… Continued …
- Most patients with mild emphysema (80 percent) are alive after 4 years.
- About 60-70 percent of patients with moderate cases will survive after 4 years.
- In severe cases (FEV1 is less than 35 percent of normal), only 50 percent of patients are alive after 4 years.
- In the worst scenario, when the disease has become very severe (this is usually followed with the worst symptoms such as severe weight loss and inability to walk), it has the shortest life expectancy.
This suggests the life expectancy declines with more advanced stage of the disease, as noted before. But again, emphysema varies widely.

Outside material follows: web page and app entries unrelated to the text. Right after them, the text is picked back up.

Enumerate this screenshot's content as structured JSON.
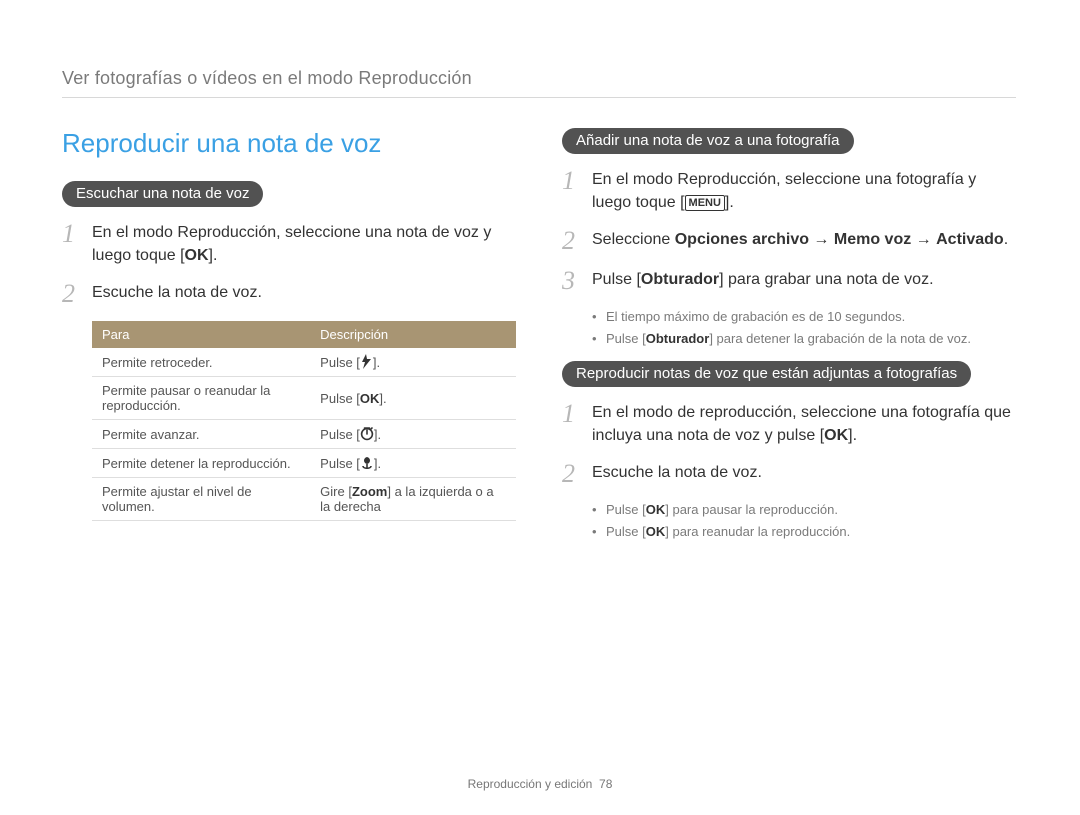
{
  "header": {
    "breadcrumb": "Ver fotografías o vídeos en el modo Reproducción"
  },
  "left": {
    "title": "Reproducir una nota de voz",
    "pill": "Escuchar una nota de voz",
    "step1_before": "En el modo Reproducción, seleccione una nota de voz y luego toque [",
    "step1_after": "].",
    "ok": "OK",
    "step2": "Escuche la nota de voz.",
    "table": {
      "h1": "Para",
      "h2": "Descripción",
      "rows": [
        {
          "l": "Permite retroceder.",
          "r_before": "Pulse [",
          "r_after": "].",
          "icon": "flash"
        },
        {
          "l": "Permite pausar o reanudar la reproducción.",
          "r_before": "Pulse [",
          "r_after": "].",
          "icon": "ok"
        },
        {
          "l": "Permite avanzar.",
          "r_before": "Pulse [",
          "r_after": "].",
          "icon": "timer"
        },
        {
          "l": "Permite detener la reproducción.",
          "r_before": "Pulse [",
          "r_after": "].",
          "icon": "macro"
        },
        {
          "l": "Permite ajustar el nivel de volumen.",
          "r_plain_before": "Gire [",
          "r_bold": "Zoom",
          "r_plain_after": "] a la izquierda o a la derecha"
        }
      ]
    }
  },
  "right": {
    "pill1": "Añadir una nota de voz a una fotografía",
    "s1_before": "En el modo Reproducción, seleccione una fotografía y luego toque [",
    "menu": "MENU",
    "s1_after": "].",
    "s2_before": "Seleccione ",
    "s2_bold1": "Opciones archivo",
    "s2_arrow": " → ",
    "s2_bold2": "Memo voz",
    "s2_bold3": "Activado",
    "s2_period": ".",
    "s3_before": "Pulse [",
    "s3_bold": "Obturador",
    "s3_after": "] para grabar una nota de voz.",
    "s3_sub": [
      "El tiempo máximo de grabación es de 10 segundos.",
      {
        "before": "Pulse [",
        "bold": "Obturador",
        "after": "] para detener la grabación de la nota de voz."
      }
    ],
    "pill2": "Reproducir notas de voz que están adjuntas a fotografías",
    "p1_before": "En el modo de reproducción, seleccione una fotografía que incluya una nota de voz y pulse [",
    "p1_after": "].",
    "p2": "Escuche la nota de voz.",
    "p2_sub": [
      {
        "before": "Pulse [",
        "after": "] para pausar la reproducción."
      },
      {
        "before": "Pulse [",
        "after": "] para reanudar la reproducción."
      }
    ]
  },
  "footer": {
    "label": "Reproducción y edición",
    "page": "78"
  },
  "numbers": {
    "n1": "1",
    "n2": "2",
    "n3": "3"
  }
}
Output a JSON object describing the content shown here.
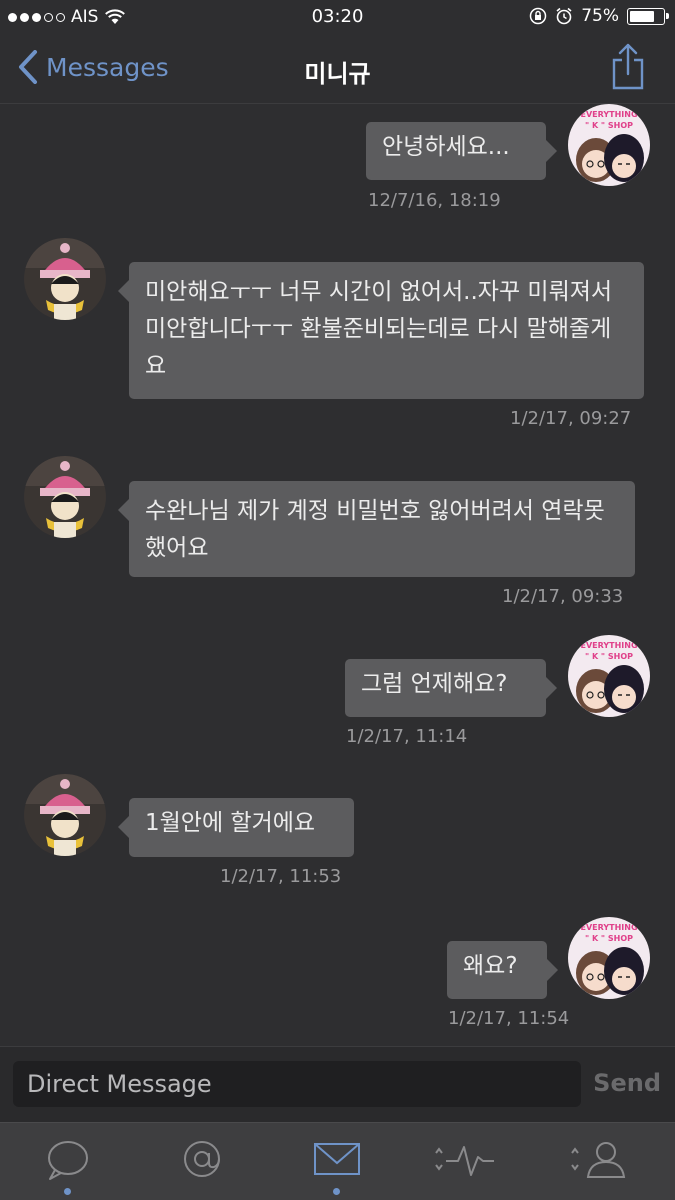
{
  "status_bar": {
    "carrier": "AIS",
    "time": "03:20",
    "battery_percent": "75%",
    "battery_level": 0.75
  },
  "nav": {
    "back_label": "Messages",
    "title": "미니규",
    "share_icon": "share-icon"
  },
  "messages": [
    {
      "direction": "out",
      "text": "안녕하세요...",
      "timestamp": "12/7/16, 18:19"
    },
    {
      "direction": "in",
      "text": "미안해요ㅜㅜ 너무 시간이 없어서..자꾸 미뤄져서 미안합니다ㅜㅜ 환불준비되는데로  다시 말해줄게요",
      "timestamp": "1/2/17, 09:27"
    },
    {
      "direction": "in",
      "text": "수완나님 제가 계정 비밀번호 잃어버려서 연락못했어요",
      "timestamp": "1/2/17, 09:33"
    },
    {
      "direction": "out",
      "text": "그럼 언제해요?",
      "timestamp": "1/2/17, 11:14"
    },
    {
      "direction": "in",
      "text": "1월안에 할거에요",
      "timestamp": "1/2/17, 11:53"
    },
    {
      "direction": "out",
      "text": "왜요?",
      "timestamp": "1/2/17, 11:54"
    }
  ],
  "outgoing_avatar_text": "EVERYTHING \" K \" SHOP",
  "composer": {
    "placeholder": "Direct Message",
    "send_label": "Send"
  },
  "tabs": [
    {
      "name": "timeline",
      "icon": "chat-bubble-icon",
      "active_dot": true
    },
    {
      "name": "mentions",
      "icon": "at-sign-icon",
      "active_dot": false
    },
    {
      "name": "messages",
      "icon": "envelope-icon",
      "active_dot": true
    },
    {
      "name": "activity",
      "icon": "activity-icon",
      "active_dot": false
    },
    {
      "name": "profile",
      "icon": "person-icon",
      "active_dot": false
    }
  ],
  "colors": {
    "accent": "#6f93c8",
    "background": "#2e2e30",
    "bubble": "#5c5c5e"
  }
}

Even in two patients at the same stage, it can still vary.
There is still no large study to determine the effect of this respiratory disease on life expectancy. The best and largest studies only include a few hundred patients.
- Emphysema life expectancy statistics are available. But these are purposed for general information only – or not reliable enough for individual patient looking for emphysema life expectancy! For more detailed information about your own life expectancy, talk to your primary doctor!

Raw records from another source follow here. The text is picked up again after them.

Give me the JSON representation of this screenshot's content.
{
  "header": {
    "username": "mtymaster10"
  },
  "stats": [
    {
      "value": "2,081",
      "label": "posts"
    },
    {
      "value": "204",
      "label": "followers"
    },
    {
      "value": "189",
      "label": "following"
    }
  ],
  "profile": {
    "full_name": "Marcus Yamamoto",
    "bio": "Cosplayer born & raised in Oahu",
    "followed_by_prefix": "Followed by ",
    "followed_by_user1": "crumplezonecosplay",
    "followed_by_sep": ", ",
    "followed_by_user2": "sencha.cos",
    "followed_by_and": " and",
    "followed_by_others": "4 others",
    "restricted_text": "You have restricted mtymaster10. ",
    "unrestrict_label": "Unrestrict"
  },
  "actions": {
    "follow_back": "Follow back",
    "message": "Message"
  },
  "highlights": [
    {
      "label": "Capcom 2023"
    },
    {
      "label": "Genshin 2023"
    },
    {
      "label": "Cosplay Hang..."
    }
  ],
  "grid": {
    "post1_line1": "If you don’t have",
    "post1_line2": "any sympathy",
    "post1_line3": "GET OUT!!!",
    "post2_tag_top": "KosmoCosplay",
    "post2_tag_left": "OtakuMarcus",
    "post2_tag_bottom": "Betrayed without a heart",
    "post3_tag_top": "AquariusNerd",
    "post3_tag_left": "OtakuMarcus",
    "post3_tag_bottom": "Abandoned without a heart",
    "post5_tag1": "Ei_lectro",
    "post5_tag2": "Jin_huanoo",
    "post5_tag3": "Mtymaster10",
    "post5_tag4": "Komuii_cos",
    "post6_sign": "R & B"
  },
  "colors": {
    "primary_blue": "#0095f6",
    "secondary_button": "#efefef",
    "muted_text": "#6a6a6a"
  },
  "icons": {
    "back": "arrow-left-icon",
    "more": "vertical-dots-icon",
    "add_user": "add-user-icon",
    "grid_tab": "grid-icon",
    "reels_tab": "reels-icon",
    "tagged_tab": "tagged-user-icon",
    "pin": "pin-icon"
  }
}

- Currently, there is no cure for this respiration condition – but some effective treatments are available to control it and prevent it from getting worse.

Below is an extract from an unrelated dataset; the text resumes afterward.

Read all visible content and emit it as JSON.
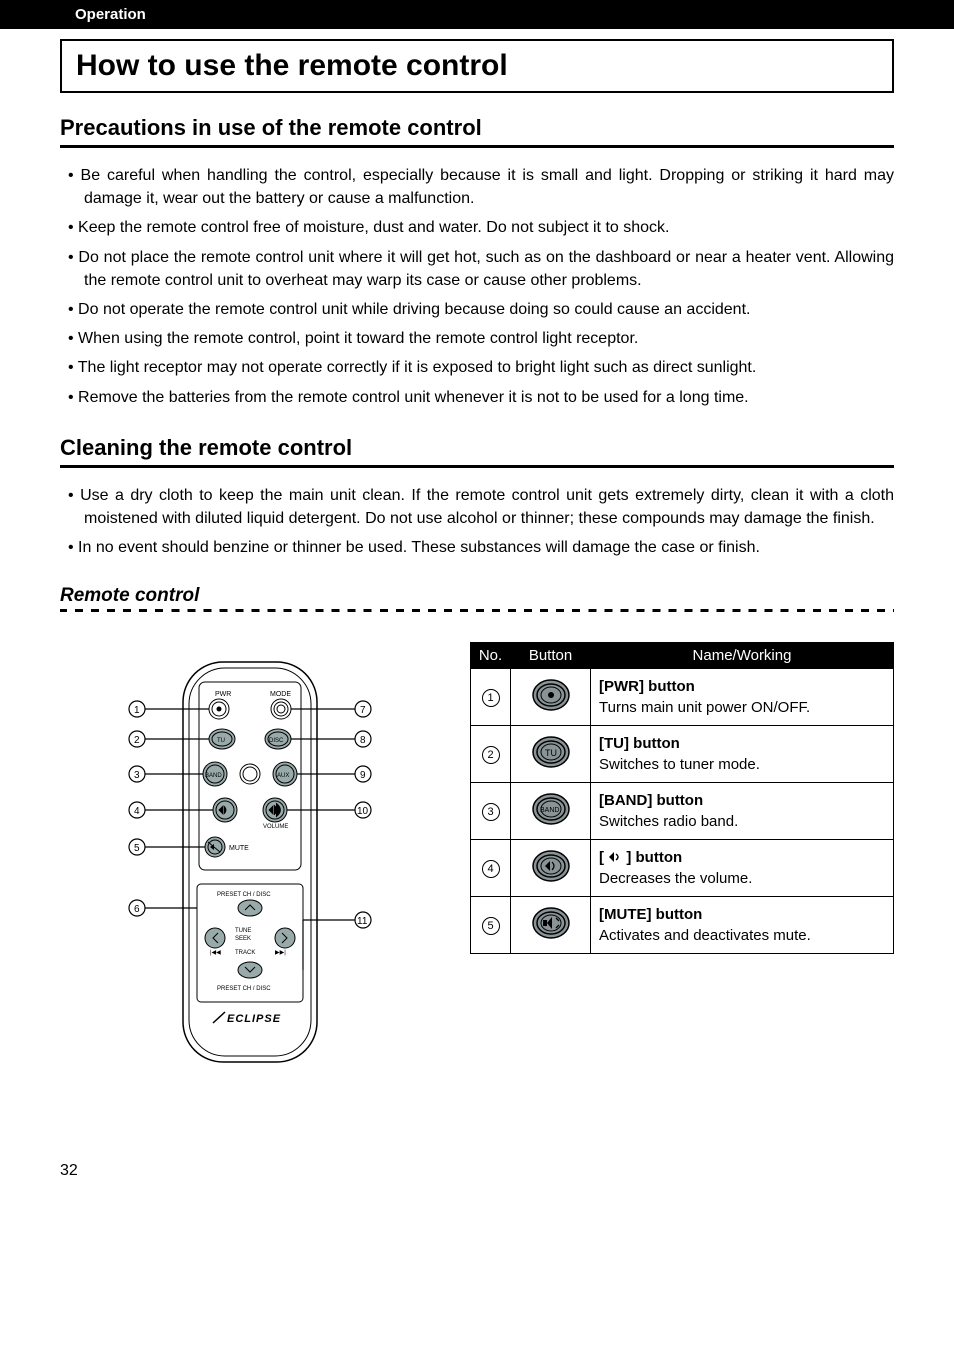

- But the most important thing is whether or not you can stop smoking! This can play a key role to the prognosis and outlook of your emphysema! It can be the single most important variable to improve your life expectancy, too. A study suggests that patients who continue to smoke, the severity of the disease increase significantly, decreasing life span by about 10 years or even more!